     A Mr. Wilcox moved a sawmill to their ranch and made lumber from pine and spruce (Douglas fir).  Their share of the lumber was used to construct a sizeable barn and sheds for the protection of horses and cattle. Some was freighted to Florence and sold to a lumber dealer for which they received $10.00 per thousand feet at that time.  They started making railroad ties, which were narrow gauge and made from red spruce (Douglas fir) and had to be hewn with a broad axe, now sawed.  They, too, were freighted to Florence and sold to a Mr. White who operated a feed store at Main St., and Pike Avenue where First National Bank now is.  Mr. White was an agent for the Florence & Cripple Creek Railroad co. and the ties were used in building the railroad from Florence to Cripple Creek.  Other people also made ties and sold them to Mr. White.  This little narrow gauge railroad operated many years bringing gold ore from the Cripple Creek area to the reduction mills and smelter at Florence, CO and had the distinction of paying off its indebtedness the quickest of any railroad in the US.  A Mr. Hadley had been associated with Mr. White in the Feed Store.

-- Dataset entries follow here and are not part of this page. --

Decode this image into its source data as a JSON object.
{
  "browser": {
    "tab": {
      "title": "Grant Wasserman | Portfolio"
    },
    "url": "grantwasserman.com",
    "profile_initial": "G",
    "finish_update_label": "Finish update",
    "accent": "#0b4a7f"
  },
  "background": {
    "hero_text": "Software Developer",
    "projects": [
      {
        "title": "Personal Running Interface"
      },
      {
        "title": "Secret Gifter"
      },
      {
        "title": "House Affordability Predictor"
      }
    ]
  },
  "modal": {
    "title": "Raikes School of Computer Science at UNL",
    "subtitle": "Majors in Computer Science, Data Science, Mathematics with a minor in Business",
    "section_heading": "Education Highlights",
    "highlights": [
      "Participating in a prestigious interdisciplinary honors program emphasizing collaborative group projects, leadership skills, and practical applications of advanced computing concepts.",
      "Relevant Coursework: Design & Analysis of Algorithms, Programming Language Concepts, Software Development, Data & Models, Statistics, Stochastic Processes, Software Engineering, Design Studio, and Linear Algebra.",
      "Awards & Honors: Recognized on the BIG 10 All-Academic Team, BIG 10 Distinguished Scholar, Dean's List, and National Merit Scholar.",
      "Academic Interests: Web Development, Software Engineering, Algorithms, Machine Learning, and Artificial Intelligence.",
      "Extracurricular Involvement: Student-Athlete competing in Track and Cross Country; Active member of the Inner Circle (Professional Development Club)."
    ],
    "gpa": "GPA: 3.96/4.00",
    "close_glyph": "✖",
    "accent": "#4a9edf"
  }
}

     Bigelows had purchased a larger and better ranch down what is known as Bigelow Creek and where Glenn had completed seven grades of Schooling.  His father arranged for him to go to Beulah and take 8th grade in a larger school.  The next spring they returned to Second Mace.  See Glenn's notes for more information on him.
Bigelow Society and family descendants;
Records from descendant,
Dian Dee Taylor, (Mrs. Richard Knox), 2 Apr 1999 (R20605),
Account of trip west is taken from son Nelson Glenn's autobiography sent to Society Genealogist, by Diane.
Society Genealogist: Jean Legereit

Modified - 06/30/2007
(c) Copyright 2007 Bigelow Society, Inc. All rights reserved.
Rod  Bigelow - Director

Rod Bigelow (Roger Jon 12 BIGELOW)
Box 13  Chazy Lake
Dannemora, N.Y. 12929